I lived in a small town and ran into the cross country coach at a barbecue just before school started. He asked me about my plans for the fall and if I was playing any sports. When I explained my volleyball fail and he said: "Have you thought about running?"

No, of course, I hadn't. Until then, running had been part of conditioning for a sport, sometimes even a punishment in gym class. With some encouragement from my parents, I showed up at the next practice for cross country. I ended up loving every second of being on that team.

The main thing I learned is that the big thing holding people back from running is that they haven't learned to be comfortable being uncomfortable. That's the biggest hurdle. Running is a mind game.

Now as an adult, I'm not racing anyone, or keeping a pace and no one is making me do it, but it's still my favorite form of exercise. It's easy to feel boxed out by fitness culture right now. The clothes are expensive, the fitness classes are intimidating and even a regular gym membership can cost over 100 dollars a month, but your trusty running shoes and an open trail are just as good. The greatest thing about running is that there are no standards and no instructors to follow. You set your pace, your distance, and your playlist.

If you're new to running, here are some tips for hitting the road and a simple beginner workout.

Invest in good running shoes.

It's worth it, I promise. Good shoes can save you from injury, make running more comfortable, and even be tailored to your bodies specific needs. Head to a running store like Colorado Running Company or Runners Roost and have them help you find the right fit.

Work your way up.

Your first run probably won't be a 5 miler. Set out to do 20 to 30 minutes. Find a trail or even just walk out your front door and go 10 to 15 minutes out and then turn around and head home. Don't worry about how far you went or if you took a walking break. Work your way up from there. Once you can run the whole time, add 5 minutes.

Keep a running log.
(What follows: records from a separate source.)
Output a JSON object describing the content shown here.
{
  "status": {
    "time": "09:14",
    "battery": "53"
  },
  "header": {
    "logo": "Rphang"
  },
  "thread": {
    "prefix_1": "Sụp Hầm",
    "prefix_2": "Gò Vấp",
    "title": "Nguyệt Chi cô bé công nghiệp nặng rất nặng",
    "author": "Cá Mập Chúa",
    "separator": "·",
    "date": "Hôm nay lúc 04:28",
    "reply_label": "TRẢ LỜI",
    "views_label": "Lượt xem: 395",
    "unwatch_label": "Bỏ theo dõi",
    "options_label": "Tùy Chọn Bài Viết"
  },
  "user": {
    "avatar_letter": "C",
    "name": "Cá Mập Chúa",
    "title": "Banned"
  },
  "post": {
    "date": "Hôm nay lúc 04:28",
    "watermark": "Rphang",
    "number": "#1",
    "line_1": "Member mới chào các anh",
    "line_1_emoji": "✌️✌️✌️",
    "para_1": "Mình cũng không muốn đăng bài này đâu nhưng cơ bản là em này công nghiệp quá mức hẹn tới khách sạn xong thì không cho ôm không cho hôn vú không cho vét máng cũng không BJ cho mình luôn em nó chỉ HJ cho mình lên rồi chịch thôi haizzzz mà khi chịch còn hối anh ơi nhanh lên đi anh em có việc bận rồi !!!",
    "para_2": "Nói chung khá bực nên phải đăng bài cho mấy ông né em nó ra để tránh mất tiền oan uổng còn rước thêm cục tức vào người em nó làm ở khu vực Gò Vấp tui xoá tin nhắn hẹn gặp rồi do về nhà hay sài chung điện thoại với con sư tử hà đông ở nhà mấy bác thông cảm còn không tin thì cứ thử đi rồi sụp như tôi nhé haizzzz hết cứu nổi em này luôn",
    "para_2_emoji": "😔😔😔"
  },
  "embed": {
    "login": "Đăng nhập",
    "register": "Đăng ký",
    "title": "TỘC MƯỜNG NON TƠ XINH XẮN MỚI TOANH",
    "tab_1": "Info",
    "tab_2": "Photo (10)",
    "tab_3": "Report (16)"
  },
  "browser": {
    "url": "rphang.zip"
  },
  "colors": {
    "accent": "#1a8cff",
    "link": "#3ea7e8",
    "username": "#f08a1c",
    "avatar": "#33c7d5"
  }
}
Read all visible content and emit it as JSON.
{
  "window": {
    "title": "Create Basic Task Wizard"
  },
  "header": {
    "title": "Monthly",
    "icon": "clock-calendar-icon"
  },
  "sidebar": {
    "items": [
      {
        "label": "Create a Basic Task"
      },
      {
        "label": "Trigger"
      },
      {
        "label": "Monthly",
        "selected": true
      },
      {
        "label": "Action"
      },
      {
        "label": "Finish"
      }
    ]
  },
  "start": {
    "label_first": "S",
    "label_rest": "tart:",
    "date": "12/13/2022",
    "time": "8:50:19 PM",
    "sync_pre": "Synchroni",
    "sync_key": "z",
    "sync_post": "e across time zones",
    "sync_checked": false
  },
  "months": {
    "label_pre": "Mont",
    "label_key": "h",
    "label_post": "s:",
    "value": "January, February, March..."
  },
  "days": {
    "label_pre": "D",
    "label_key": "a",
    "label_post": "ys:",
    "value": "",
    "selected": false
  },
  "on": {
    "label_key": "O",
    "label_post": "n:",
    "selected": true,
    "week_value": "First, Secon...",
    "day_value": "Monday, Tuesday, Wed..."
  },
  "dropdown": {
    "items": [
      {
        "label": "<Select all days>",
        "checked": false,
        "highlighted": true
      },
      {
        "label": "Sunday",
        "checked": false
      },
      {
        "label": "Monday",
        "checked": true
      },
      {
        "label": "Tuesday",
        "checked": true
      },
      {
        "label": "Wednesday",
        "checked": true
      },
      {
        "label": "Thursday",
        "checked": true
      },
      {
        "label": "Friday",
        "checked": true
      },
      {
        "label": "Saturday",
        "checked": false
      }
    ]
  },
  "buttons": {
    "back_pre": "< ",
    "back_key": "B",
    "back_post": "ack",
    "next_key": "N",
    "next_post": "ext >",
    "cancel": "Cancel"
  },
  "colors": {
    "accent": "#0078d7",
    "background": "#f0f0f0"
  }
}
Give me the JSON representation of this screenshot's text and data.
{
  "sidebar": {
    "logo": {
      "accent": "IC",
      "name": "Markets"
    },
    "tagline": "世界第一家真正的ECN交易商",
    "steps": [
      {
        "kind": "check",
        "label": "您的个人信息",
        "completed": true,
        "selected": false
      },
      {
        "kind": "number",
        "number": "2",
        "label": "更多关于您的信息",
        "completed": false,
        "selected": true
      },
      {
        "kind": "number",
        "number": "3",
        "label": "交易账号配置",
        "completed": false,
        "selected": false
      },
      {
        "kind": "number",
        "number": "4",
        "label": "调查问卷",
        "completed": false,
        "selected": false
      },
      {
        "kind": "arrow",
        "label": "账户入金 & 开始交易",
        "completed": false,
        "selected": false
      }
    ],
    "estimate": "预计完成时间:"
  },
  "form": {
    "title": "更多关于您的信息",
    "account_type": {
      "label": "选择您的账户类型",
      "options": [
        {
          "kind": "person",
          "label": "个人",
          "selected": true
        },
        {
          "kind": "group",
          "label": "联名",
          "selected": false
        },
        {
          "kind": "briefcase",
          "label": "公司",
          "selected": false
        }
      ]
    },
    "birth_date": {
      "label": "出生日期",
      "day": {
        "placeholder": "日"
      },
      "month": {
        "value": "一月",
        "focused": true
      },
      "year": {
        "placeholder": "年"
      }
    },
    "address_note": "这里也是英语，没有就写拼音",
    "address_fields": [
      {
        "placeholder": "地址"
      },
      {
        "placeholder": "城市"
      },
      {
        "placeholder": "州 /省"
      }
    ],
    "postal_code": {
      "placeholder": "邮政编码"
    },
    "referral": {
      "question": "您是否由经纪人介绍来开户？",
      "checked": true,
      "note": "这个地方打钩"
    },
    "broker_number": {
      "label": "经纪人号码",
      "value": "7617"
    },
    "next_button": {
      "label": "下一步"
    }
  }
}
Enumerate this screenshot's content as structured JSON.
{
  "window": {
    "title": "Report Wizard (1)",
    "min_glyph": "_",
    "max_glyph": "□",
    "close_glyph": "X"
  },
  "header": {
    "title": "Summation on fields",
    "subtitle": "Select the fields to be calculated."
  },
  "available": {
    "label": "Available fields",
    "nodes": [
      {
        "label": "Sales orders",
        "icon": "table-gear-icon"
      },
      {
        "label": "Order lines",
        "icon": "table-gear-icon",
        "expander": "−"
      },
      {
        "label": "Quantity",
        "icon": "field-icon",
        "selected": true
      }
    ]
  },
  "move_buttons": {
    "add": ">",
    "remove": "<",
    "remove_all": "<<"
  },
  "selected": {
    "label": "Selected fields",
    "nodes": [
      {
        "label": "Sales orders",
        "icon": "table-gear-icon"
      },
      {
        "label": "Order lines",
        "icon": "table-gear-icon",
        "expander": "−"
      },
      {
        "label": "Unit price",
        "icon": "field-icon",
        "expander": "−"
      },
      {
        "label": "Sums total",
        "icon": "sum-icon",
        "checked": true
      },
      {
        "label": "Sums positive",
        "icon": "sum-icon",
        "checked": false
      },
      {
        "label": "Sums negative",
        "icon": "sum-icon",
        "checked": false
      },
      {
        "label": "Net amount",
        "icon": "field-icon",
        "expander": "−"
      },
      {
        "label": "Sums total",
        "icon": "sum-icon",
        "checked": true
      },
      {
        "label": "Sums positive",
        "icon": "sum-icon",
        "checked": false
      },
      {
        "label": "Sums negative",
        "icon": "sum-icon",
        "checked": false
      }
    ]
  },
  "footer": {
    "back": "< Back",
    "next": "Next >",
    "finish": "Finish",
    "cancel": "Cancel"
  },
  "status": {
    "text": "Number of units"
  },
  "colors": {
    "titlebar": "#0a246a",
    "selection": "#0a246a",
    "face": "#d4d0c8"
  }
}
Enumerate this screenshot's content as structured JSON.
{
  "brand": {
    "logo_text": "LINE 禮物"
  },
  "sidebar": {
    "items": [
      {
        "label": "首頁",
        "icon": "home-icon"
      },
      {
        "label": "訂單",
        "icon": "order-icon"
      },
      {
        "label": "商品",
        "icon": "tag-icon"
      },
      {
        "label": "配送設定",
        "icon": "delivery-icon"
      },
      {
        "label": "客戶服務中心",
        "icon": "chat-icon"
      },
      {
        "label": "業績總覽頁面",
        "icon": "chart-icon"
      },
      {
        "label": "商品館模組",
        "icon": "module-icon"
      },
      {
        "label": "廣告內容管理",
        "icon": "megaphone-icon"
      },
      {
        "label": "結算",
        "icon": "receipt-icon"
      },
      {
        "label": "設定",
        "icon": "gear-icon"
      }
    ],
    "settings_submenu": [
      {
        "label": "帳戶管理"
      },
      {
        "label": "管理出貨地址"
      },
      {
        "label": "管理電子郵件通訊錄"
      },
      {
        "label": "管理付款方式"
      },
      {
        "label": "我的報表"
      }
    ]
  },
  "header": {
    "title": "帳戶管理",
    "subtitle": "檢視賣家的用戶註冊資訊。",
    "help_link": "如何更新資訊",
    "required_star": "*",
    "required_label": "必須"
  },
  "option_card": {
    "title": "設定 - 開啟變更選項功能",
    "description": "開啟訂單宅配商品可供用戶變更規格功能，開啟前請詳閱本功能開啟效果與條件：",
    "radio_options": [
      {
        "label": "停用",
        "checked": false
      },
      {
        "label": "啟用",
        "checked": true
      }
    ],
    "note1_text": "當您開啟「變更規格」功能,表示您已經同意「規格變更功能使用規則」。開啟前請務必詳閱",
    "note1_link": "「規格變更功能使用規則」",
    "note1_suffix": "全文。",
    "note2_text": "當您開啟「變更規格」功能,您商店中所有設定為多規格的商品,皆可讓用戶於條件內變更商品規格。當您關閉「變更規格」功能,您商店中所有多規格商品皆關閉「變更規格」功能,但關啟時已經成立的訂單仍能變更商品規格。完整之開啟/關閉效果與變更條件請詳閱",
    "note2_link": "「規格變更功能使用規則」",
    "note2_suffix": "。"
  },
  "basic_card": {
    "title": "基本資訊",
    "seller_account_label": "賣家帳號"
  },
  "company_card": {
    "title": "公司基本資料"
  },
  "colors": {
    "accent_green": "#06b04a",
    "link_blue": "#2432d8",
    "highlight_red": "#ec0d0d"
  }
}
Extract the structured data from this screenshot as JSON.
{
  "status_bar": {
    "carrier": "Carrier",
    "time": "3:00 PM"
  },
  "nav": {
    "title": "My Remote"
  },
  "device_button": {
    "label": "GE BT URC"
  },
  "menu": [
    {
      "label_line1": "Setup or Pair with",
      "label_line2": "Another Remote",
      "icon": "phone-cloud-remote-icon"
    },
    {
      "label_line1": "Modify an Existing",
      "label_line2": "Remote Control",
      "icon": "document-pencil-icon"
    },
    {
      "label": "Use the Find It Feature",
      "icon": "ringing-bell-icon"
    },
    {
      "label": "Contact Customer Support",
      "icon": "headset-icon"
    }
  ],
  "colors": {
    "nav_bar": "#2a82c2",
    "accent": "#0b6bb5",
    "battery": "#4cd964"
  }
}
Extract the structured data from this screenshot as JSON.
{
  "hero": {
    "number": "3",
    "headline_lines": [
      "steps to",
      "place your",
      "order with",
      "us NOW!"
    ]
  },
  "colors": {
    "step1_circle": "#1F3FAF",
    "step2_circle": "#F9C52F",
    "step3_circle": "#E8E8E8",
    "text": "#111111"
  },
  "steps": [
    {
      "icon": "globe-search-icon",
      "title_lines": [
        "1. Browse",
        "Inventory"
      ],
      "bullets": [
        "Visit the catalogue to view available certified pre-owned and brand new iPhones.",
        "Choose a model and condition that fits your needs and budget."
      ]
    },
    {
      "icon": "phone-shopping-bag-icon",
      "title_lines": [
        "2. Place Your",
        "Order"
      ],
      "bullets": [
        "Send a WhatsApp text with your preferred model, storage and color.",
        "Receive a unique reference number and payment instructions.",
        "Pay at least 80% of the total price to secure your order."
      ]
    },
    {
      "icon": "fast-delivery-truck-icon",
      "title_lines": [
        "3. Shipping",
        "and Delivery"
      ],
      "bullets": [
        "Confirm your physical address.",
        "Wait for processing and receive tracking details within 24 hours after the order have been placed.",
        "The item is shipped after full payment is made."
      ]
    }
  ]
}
This is solely to track your progress. I'm results driven and like to see how much I've done. It's harder to skip a day when you see that there will be a gap in your journal. It's fun to look back at the prior weeks and see how consistent you've been and how much you've progressed.

Get a running belt.

I can't even tell you how many times I've gotten frustrated by carrying a heavy phone in my pocket or stuffed in my sports bra. The arm bands always slipped down and I could never find a good solution until I got a belt. They are inexpensive and can hold the basics like your phone, car key, and credit card.

Go somewhere new.

Are you starting to dread running because your same loop is getting boring? Load yourself up and go somewhere. You don't have to go far but don't under estimate a change of scenery.

Try the tech if you think you'll like it.

I'm a stats junky. I love checking my fitbit app after a run and seeing my elevation gain and pace for each mile. I still take it easy and listen to my body but it can be very motivating to try to beat yourself next time. There are tons of running apps now that are free like Track my Run or RunKeeper that work the same way. They can also be great for specific workouts like hill repeats or even walk/run workouts.

Find a buddy.

Ask around in your friend group and see if anyone wants to join you. Finding a running buddy can help keep you accountable and also just make it more fun. If you can't find a friend to run one on one with, join a running club. It sounds intimidating but it's not! The groups normally meet up at a restaurant or store and go for 3 to 5 miles. Don't be worried about your speed or pace, at every running club there are people running 6 minute miles and people running 16 minute miles, but it's nice to have a crew.

Beginner Workout

Do a 5 minute walking warm up

Repeat 4x for a 28 minute workout

5 minute jog at comfortable pace

2 minute walk

Take your time cooling down and stretch afterward.

Share your running journey with us! We want to hear from you. What are your tips for new runners? Share with us in the comments or in the forum!

*Always consult your doctor before starting a new fitness routine.